“The Girl Who Smiled Beads,” tells a story of conflict, with the external impacting the internal in ways we don’t like to imagine. Such that by the time Clemantine is physically removed from the war and the poverty it caused her family, finding peace was a struggle.
It feels wrong to say that I enjoyed this memoir, even though it was gripping from the start and very easy to read. Clemantine Wamariya’s voice commanded my attention and demanded that I pay attention to her truth.
There are no pretences in this account, “The Girl Who Smiled Beads” is as human as humans can be. There’s a bitter honesty in describing the tension as a child unable to appreciate the efforts of her caregiver.
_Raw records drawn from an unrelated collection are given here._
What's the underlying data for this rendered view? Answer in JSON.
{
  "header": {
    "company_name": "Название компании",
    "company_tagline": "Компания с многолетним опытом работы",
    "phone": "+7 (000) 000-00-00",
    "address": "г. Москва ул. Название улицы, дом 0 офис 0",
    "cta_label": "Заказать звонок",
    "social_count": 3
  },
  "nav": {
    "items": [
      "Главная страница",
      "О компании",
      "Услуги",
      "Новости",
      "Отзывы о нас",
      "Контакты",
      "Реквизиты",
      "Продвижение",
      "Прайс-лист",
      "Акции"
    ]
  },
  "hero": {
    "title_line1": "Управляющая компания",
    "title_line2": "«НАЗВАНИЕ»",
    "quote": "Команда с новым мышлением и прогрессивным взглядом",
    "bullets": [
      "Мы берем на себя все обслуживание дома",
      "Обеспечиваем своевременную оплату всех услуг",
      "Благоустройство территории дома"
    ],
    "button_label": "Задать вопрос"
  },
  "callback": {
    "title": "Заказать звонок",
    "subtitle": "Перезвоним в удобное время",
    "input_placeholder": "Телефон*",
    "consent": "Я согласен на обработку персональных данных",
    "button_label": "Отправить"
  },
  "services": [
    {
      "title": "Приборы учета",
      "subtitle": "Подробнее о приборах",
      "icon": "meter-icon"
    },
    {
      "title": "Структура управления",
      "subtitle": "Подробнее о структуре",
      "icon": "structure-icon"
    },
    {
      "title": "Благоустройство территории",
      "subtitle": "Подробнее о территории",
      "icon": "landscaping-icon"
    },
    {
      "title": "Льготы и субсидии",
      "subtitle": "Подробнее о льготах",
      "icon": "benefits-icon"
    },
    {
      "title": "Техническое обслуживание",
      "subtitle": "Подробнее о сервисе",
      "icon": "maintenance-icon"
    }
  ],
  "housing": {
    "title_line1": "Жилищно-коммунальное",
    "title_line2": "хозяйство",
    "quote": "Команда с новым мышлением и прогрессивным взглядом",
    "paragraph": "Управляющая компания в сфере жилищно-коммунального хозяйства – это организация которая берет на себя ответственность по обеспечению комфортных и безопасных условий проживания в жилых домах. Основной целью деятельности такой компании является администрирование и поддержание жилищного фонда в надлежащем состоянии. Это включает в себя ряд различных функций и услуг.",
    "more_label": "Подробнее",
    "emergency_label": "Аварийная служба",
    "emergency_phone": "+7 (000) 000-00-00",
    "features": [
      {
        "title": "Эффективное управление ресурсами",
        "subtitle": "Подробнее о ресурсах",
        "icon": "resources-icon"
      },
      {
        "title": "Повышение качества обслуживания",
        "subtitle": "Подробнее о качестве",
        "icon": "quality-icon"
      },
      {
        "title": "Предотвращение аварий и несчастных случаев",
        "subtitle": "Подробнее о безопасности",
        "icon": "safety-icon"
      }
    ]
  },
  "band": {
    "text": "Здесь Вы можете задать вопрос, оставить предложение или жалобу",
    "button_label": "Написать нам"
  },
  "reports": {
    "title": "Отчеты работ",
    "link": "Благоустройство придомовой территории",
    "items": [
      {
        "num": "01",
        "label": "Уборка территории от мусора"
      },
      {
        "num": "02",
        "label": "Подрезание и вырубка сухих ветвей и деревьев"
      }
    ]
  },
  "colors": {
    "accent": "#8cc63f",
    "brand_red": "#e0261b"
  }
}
A child who is desperate to cling to any semblance of normalcy. The helplessness of not being in control of your own fate. And the general mistrust as a teenager when things seem better but you can’t allow yourself to settle into it.
Highly recommended. I believe in the importance of getting out of your own world view and appreciating the lived experiences of others. “The Girl Who Smiled Beads” is not for the faint-hearted but is a truth that deserves to be heard. Read it.